In the case of an “obvious danger,” Florida law recognizes that people can be assumed to perceive such dangers. If there is an obvious danger, a landowner or occupier may not be obligated to warn others of those dangers. Yet, a landowner is still required to maintain the property in a reasonably safe condition. This means that even if a landowner is relieved of warning others of apparent dangers, the landowner could still be liable for failing to maintain the property in a reasonably safe condition.
A recent case before a federal appeals court showed how a property owner could be liable for failing to warn of a hazard and also of failing to maintain the property in a reasonably safe condition. In that case, the plaintiff tripped on the leg of a lounge chair when she was walking on a cruise ship. While on their way to a restaurant on the cruise ship, the plaintiff had to walk on a curved walkway between a row of lounge chairs and the ship’s railing. The plaintiff said that the space was so narrow that she walked behind her husband, which she said obstructed her view, and, that while she was walking, she tripped on the leg of a lounge chair, causing her to fall.

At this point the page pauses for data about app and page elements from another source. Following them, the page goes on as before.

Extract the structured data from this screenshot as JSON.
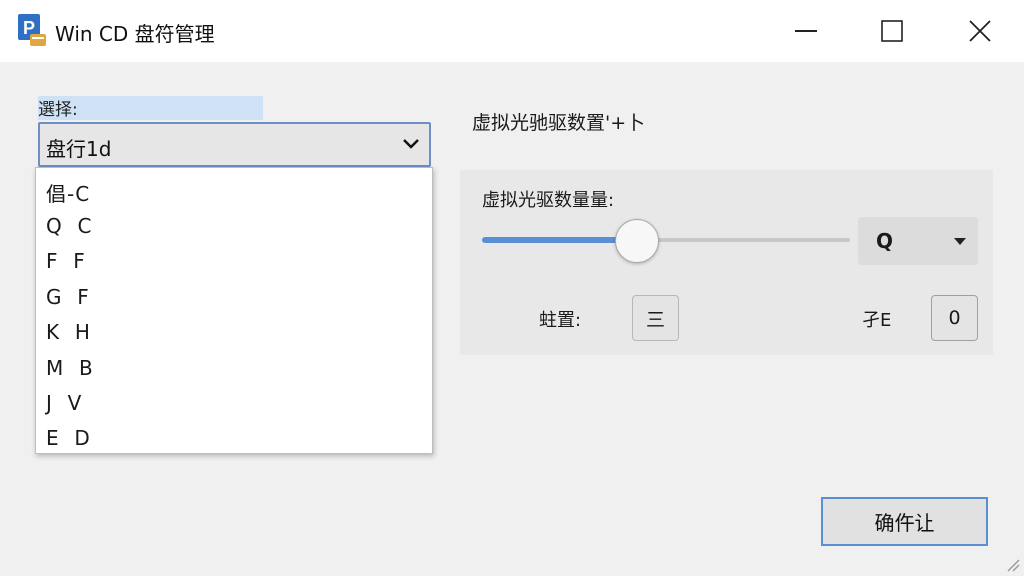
{
  "window": {
    "title": "Win CD 盘符管理",
    "app_icon": "app-drive-icon",
    "controls": [
      "minimize-icon",
      "maximize-icon",
      "close-icon"
    ]
  },
  "left": {
    "label": "選择:",
    "combo_value": "盘行1d",
    "dropdown_items": [
      "倡-C",
      "Q  C",
      "F  F",
      "G  F",
      "K  H",
      "M  B",
      "J  V",
      "E  D"
    ]
  },
  "right": {
    "heading": "虚拟光驰驱数置'+卜",
    "panel_label": "虚拟光驱数量量:",
    "slider_fraction": 0.37,
    "unit_value": "Q",
    "position_label": "蛀置:",
    "position_value": "三",
    "ze_label": "孑E",
    "ze_value": "0"
  },
  "buttons": {
    "ok": "确仵让"
  },
  "colors": {
    "accent": "#5b8fd3",
    "selection": "#cfe2f5"
  }
}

The plaintiff sued the cruise ship, claiming that the cruise ship was negligent in failing to maintain a safe walkway and failing to warn her of the hazard. The case was governed by federal maritime law because the woman’s injury took place on a ship sailing in navigable waters. A trial court decided that the placement of deck chairs was an open and obvious condition and dismissed the case. The trial court relied on the plaintiff’s deposition testimony indicating she could have seen the leg of the chair if she had looked down and that she did not walk behind her husband because the walkway narrowed.
However, the appeals court found that there was evidence in the record that the plaintiff was forced to walk behind her husband because the walkway narrowed, and that because her view was blocked by her husband, she could not see the foot of the lounge chair or another the curve of the walkway. The appeals court determined that the trial court wrongfully credited some of the plaintiff’s statements while discrediting others, because at this stage in the case, the court was required to view the facts in the light most favorable to the plaintiff. There was also evidence that the ship had notice of the hazard, because some employees testified that they were instructed to arrange the chairs in an upright position.

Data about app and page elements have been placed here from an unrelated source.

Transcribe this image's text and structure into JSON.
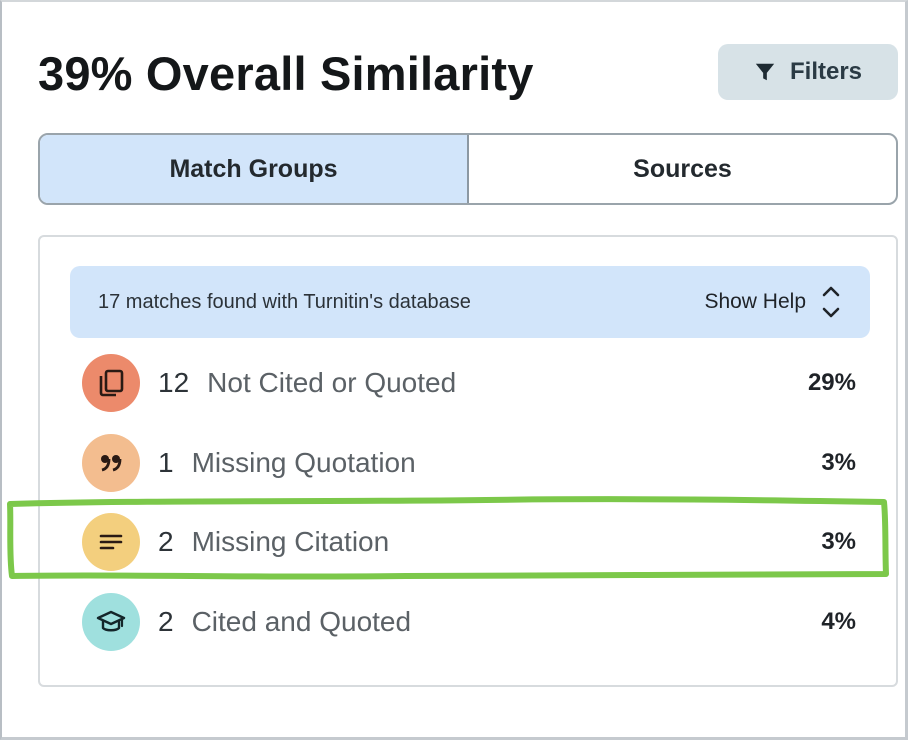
{
  "header": {
    "title": "39% Overall Similarity",
    "filters_label": "Filters"
  },
  "tabs": [
    {
      "label": "Match Groups",
      "active": true
    },
    {
      "label": "Sources",
      "active": false
    }
  ],
  "banner": {
    "text": "17 matches found with Turnitin's database",
    "help_label": "Show Help"
  },
  "groups": [
    {
      "count": "12",
      "label": "Not Cited or Quoted",
      "percent": "29%",
      "icon": "copy-icon",
      "color": "#ec8a6b"
    },
    {
      "count": "1",
      "label": "Missing Quotation",
      "percent": "3%",
      "icon": "quote-icon",
      "color": "#f3bd8f"
    },
    {
      "count": "2",
      "label": "Missing Citation",
      "percent": "3%",
      "icon": "lines-icon",
      "color": "#f3cf7e"
    },
    {
      "count": "2",
      "label": "Cited and Quoted",
      "percent": "4%",
      "icon": "graduation-cap-icon",
      "color": "#9fe0de"
    }
  ],
  "annotation": {
    "color": "#7cc84a",
    "target": "Missing Citation"
  }
}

In addition, the court explained that, even if the hazard was open and obvious, that only meant that the defendant did not have a duty to warn the plaintiff of the hazard. There was also evidence creating a genuine dispute of material fact concerning whether the ship negligently maintained an unsafe walkway, including that the width of the walkway was below industry standards if the chairs were not in an upright position. Therefore, the appeals court reversed the trial court’s decision, allowing the case to proceed against the ship.

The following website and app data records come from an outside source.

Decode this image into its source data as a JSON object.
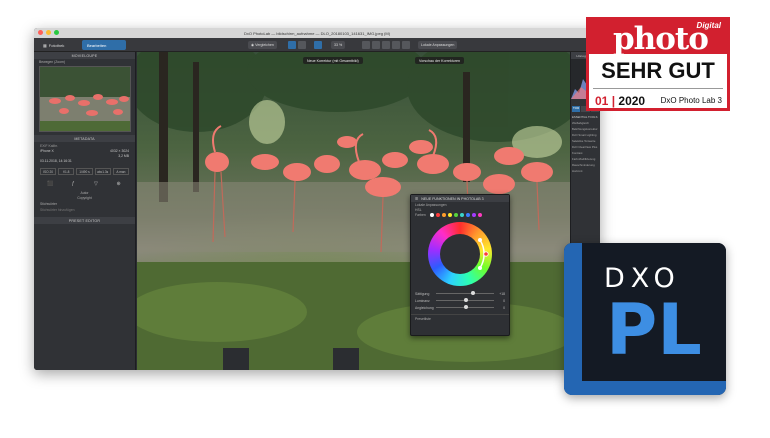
{
  "window": {
    "title": "DxO PhotoLab — bildschirm_aufnahme — DLO_20180103_141631_IMG.jpeg (M)"
  },
  "toolbar": {
    "library_label": "Fotothek",
    "customize_label": "Bearbeiten",
    "compare_label": "Vergleichen",
    "zoom_label": "33 %",
    "local_adjust_label": "Lokale Anpassungen"
  },
  "left_panel": {
    "loupe_header": "MOVIELOUPE",
    "loupe_tag": "Bewegen (Zoom)",
    "metadata_header": "METADATA",
    "exif_title": "EXIF Kalibr.",
    "rows": [
      {
        "label": "iPhone X",
        "value": "4032 × 3024"
      },
      {
        "label": "",
        "value": "3,2 MB"
      },
      {
        "label": "03.11.2018, 14:16:31",
        "value": ""
      }
    ],
    "exif_cells": [
      "ISO 20",
      "f/1.8",
      "1/490 s",
      "abc1.3s",
      "A man"
    ],
    "exif_icons": [
      "⬛",
      "ƒ",
      "▽",
      "⊕"
    ],
    "exif_icon_vals": [
      "",
      "",
      "",
      "ISO"
    ],
    "author_label": "Autor",
    "copyright_label": "Copyright",
    "keywords_label": "Stichwörter",
    "keywords_placeholder": "Stichwörter hinzufügen",
    "preset_header": "PRESET EDITOR"
  },
  "photo": {
    "btn_new_correction": "Neue Korrektur (mit Gesamtbild)",
    "btn_preview": "Vorschau der Korrekturen"
  },
  "hsl_panel": {
    "title": "NEUE FUNKTIONEN IN PHOTOLAB 3",
    "sub1": "Lokale Anpassungen",
    "sub2": "HSL",
    "colors_label": "Farben",
    "slider_sat": "Sättigung",
    "slider_lum": "Luminanz",
    "slider_unif": "Angleichung",
    "val_sat": "+18",
    "val_lum": "0",
    "val_unif": "0",
    "footer": "Presetliste",
    "swatch_colors": [
      "#ffffff",
      "#ff3b3b",
      "#ff9e2c",
      "#ffe82c",
      "#58d43b",
      "#3bd4c8",
      "#3b7dff",
      "#a43bff",
      "#ff3bc0"
    ]
  },
  "right_panel": {
    "histogram": "Histogramm",
    "tabs": [
      "TOR",
      "",
      ""
    ],
    "essential_tools": "ESSENTIAL TOOLS",
    "items": [
      "Weißabgleich",
      "Belichtungskorrektur",
      "DxO Smart Lighting",
      "Selektive Tonwerte",
      "DxO ClearView Plus",
      "Kontrast",
      "Farb-Modifizierung",
      "Rauschminderung",
      "Horizont"
    ]
  },
  "badge": {
    "magazine": "photo",
    "digital": "Digital",
    "rating": "SEHR GUT",
    "issue_num": "01",
    "issue_year": "2020",
    "product": "DxO Photo Lab 3"
  },
  "logo": {
    "top_text": "DXO",
    "main_text": "PL"
  },
  "colors": {
    "accent": "#2f6ea8",
    "badge_red": "#d2202f",
    "logo_blue": "#2466b3",
    "logo_dark": "#141a24"
  }
}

Contact a Miami Premises Liability Attorney
If you have been injured in a Florida premises liability case, or on the cruise ship of a Florida-based ship company, contact the law firm of Friedman, Rodman & Frank. At Friedman, Rodman & Frank, we have the resources of a large firm but provide our clients with the personalized attention of a smaller firm. Our goal is to reduce the stress on our clients and to secure the maximum amount of compensation possible for them. Contact us online or call us toll-free at 877-448-8585 to set up an appointment today.